That said, I known Faris (well enough to consider him a friend) and worked at the Observer for a time – and I know Faris’ philosophy when it comes to the paper’s content. The Observer is not a uniform mouthpiece for the government – its not al-Thawra or 26 of September. It definitely takes a pro-GPC/Saleh position in most cases, but the paper does have its own independent streak – often kept alive by a few of its more liberal writers and the Americans/Canadians it employs periodically to copy edit and “proofread” articles (Yemeni press law makes it difficult – if not impossible – for a foreigner to be a reporter for a Yemeni paper). The paper does on occasion criticize the government as well, if only softly, and its editorials are normally forward thinking and supportive of liberalization and progressive reform.
Therefor, while this Observer piece may be indicative of where the government is going on the issue, we cannot be certain it is anything more than Faris’ opinion and the course he is probably advising Saleh to take. I guess in the coming weeks we’ll see if Mr. Sanabani wins out.
(Note: this was probably “proofread” by one of the foreign staff. However, an opinion piece like this would not normally go out without Faris’ approval.)
(2nd Note: Notice that the article is calling out the Anti-Corruption Authority… Setting them up to be the heroes?
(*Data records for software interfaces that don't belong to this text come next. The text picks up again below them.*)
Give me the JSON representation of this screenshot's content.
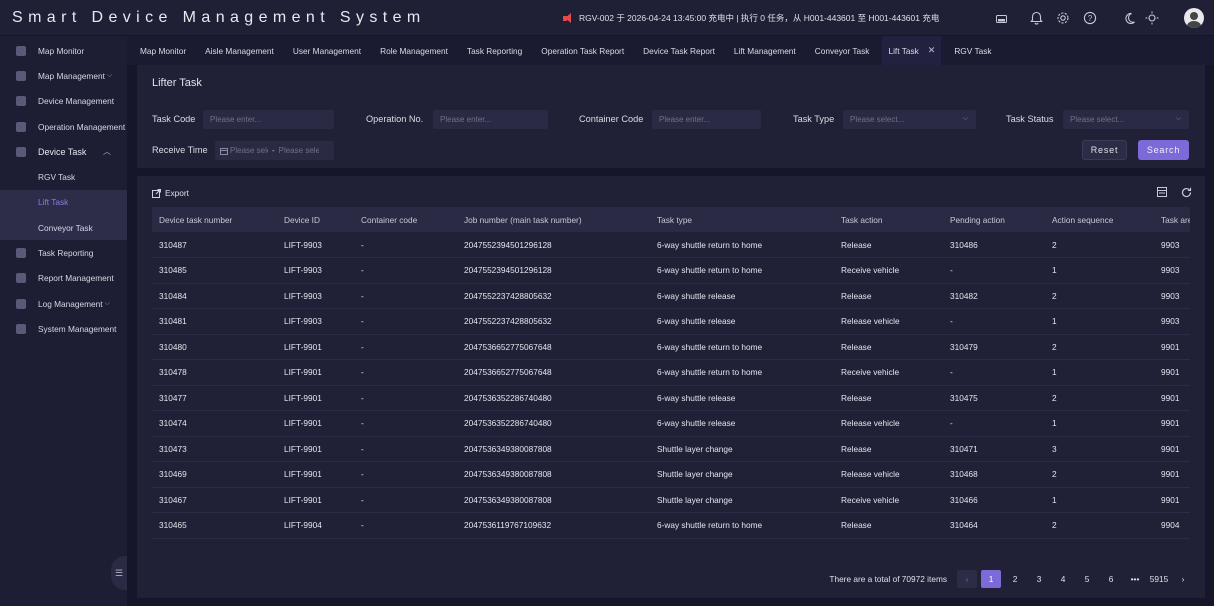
{
  "app": {
    "title": "Smart Device Management System"
  },
  "notice": {
    "text": "RGV-002 于 2026-04-24 13:45:00 充电中 | 执行 0 任务，从 H001-443601 至 H001-443601 充电"
  },
  "sidebar": {
    "items": [
      {
        "label": "Map Monitor"
      },
      {
        "label": "Map Management"
      },
      {
        "label": "Device Management"
      },
      {
        "label": "Operation Management"
      },
      {
        "label": "Device Task"
      },
      {
        "label": "RGV Task"
      },
      {
        "label": "Lift Task"
      },
      {
        "label": "Conveyor Task"
      },
      {
        "label": "Task Reporting"
      },
      {
        "label": "Report Management"
      },
      {
        "label": "Log Management"
      },
      {
        "label": "System Management"
      }
    ]
  },
  "tabs": [
    "Map Monitor",
    "Aisle Management",
    "User Management",
    "Role Management",
    "Task Reporting",
    "Operation Task Report",
    "Device Task Report",
    "Lift Management",
    "Conveyor Task",
    "Lift Task",
    "RGV Task"
  ],
  "page": {
    "title": "Lifter Task"
  },
  "filters": {
    "task_code": {
      "label": "Task Code",
      "placeholder": "Please enter..."
    },
    "operation_no": {
      "label": "Operation No.",
      "placeholder": "Please enter..."
    },
    "container_code": {
      "label": "Container Code",
      "placeholder": "Please enter..."
    },
    "task_type": {
      "label": "Task Type",
      "placeholder": "Please select..."
    },
    "task_status": {
      "label": "Task Status",
      "placeholder": "Please select..."
    },
    "receive_time": {
      "label": "Receive Time",
      "start_placeholder": "Please select",
      "sep": "-",
      "end_placeholder": "Please select"
    },
    "reset_label": "Reset",
    "search_label": "Search"
  },
  "toolbar": {
    "export_label": "Export"
  },
  "table": {
    "columns": [
      "Device task number",
      "Device ID",
      "Container code",
      "Job number (main task number)",
      "Task type",
      "Task action",
      "Pending action",
      "Action sequence",
      "Task area"
    ],
    "rows": [
      [
        "310487",
        "LIFT-9903",
        "-",
        "2047552394501296128",
        "6-way shuttle return to home",
        "Release",
        "310486",
        "2",
        "9903"
      ],
      [
        "310485",
        "LIFT-9903",
        "-",
        "2047552394501296128",
        "6-way shuttle return to home",
        "Receive vehicle",
        "-",
        "1",
        "9903"
      ],
      [
        "310484",
        "LIFT-9903",
        "-",
        "2047552237428805632",
        "6-way shuttle release",
        "Release",
        "310482",
        "2",
        "9903"
      ],
      [
        "310481",
        "LIFT-9903",
        "-",
        "2047552237428805632",
        "6-way shuttle release",
        "Release vehicle",
        "-",
        "1",
        "9903"
      ],
      [
        "310480",
        "LIFT-9901",
        "-",
        "2047536652775067648",
        "6-way shuttle return to home",
        "Release",
        "310479",
        "2",
        "9901"
      ],
      [
        "310478",
        "LIFT-9901",
        "-",
        "2047536652775067648",
        "6-way shuttle return to home",
        "Receive vehicle",
        "-",
        "1",
        "9901"
      ],
      [
        "310477",
        "LIFT-9901",
        "-",
        "2047536352286740480",
        "6-way shuttle release",
        "Release",
        "310475",
        "2",
        "9901"
      ],
      [
        "310474",
        "LIFT-9901",
        "-",
        "2047536352286740480",
        "6-way shuttle release",
        "Release vehicle",
        "-",
        "1",
        "9901"
      ],
      [
        "310473",
        "LIFT-9901",
        "-",
        "2047536349380087808",
        "Shuttle layer change",
        "Release",
        "310471",
        "3",
        "9901"
      ],
      [
        "310469",
        "LIFT-9901",
        "-",
        "2047536349380087808",
        "Shuttle layer change",
        "Release vehicle",
        "310468",
        "2",
        "9901"
      ],
      [
        "310467",
        "LIFT-9901",
        "-",
        "2047536349380087808",
        "Shuttle layer change",
        "Receive vehicle",
        "310466",
        "1",
        "9901"
      ],
      [
        "310465",
        "LIFT-9904",
        "-",
        "2047536119767109632",
        "6-way shuttle return to home",
        "Release",
        "310464",
        "2",
        "9904"
      ]
    ]
  },
  "pagination": {
    "total_text": "There are a total of 70972 items",
    "pages": [
      "1",
      "2",
      "3",
      "4",
      "5",
      "6"
    ],
    "ellipsis": "•••",
    "last": "5915",
    "current": "1"
  },
  "colors": {
    "accent": "#7b6ad8",
    "bg": "#16162a",
    "panel": "#202037",
    "alert": "#e34b4b"
  }
}
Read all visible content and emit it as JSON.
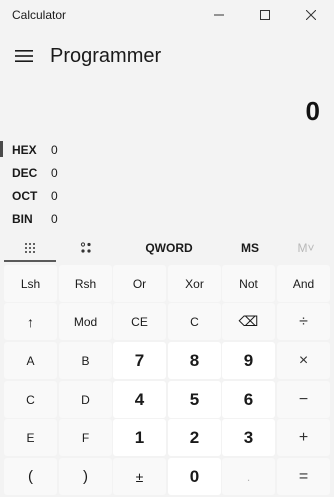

Mumkin.)
Five nuclear plants? What’s the big deal?
Written By: Staff Editor
Article Date: Oct 6, 2007 – 3:41:13 AM
As it turns out, the American company that the Yemeni Ministry of Electricity and Energy is considering for a $15 billion project to build five nuclear plants in Yemen has no experience whatsoever in building nuclear facilities.
Is Yemen so desperate for nuclear power that the Ministry of Electricity and Energy will chose any corporation to build Yemen’s nuclear plants?
No. It’s not desperation that is leading the country towards a potential nuclear disaster, it is “coincidence.”It appears that the Texas-based company, called Powered Corporation, is headed by a Yemeni-American named Jalal Alghani who attended the same American university at the same time as the Yemeni Minister of Electricity and Energy, Mustafa Bahran, who is in charge of approving the deal.
Bahran’s classmate, Alghani, has a very shady background. He served as Vice Chairman and CFO of another US company called Adair International Oil & Gas Inc. from 1990 to 2002, but lost his position after a group of Adair stockholders and former management members made allegations that Alghani had committed fraud, had mismanaged the company, and had misrepresented the company’s ability to raise funds for business ventures. According the Powered Corporation’s own website, that angry Adair group also claimed that Alghani had misstated his academic credentials and that various governmental agencies were investigating him for criminal activities. Of course Alghani denied the allegations and he was never charged, but does Yemen really want to put something as expensive and potentially catastrophic as five nuclear power plants in the hands of someone who, for all we know, could be a con artist?
Wasn’t the whole point of establishing the Supreme Anti-Corruption Authority to protect the people of Yemen from corrupt officials who make major deals with complete charlatans for crooked reasons? So, what is the Authority going to do about this? And when? So far, it has been the press that has served the people by doing exactly what the press is intended to do-act as a watchdog and bark like hell.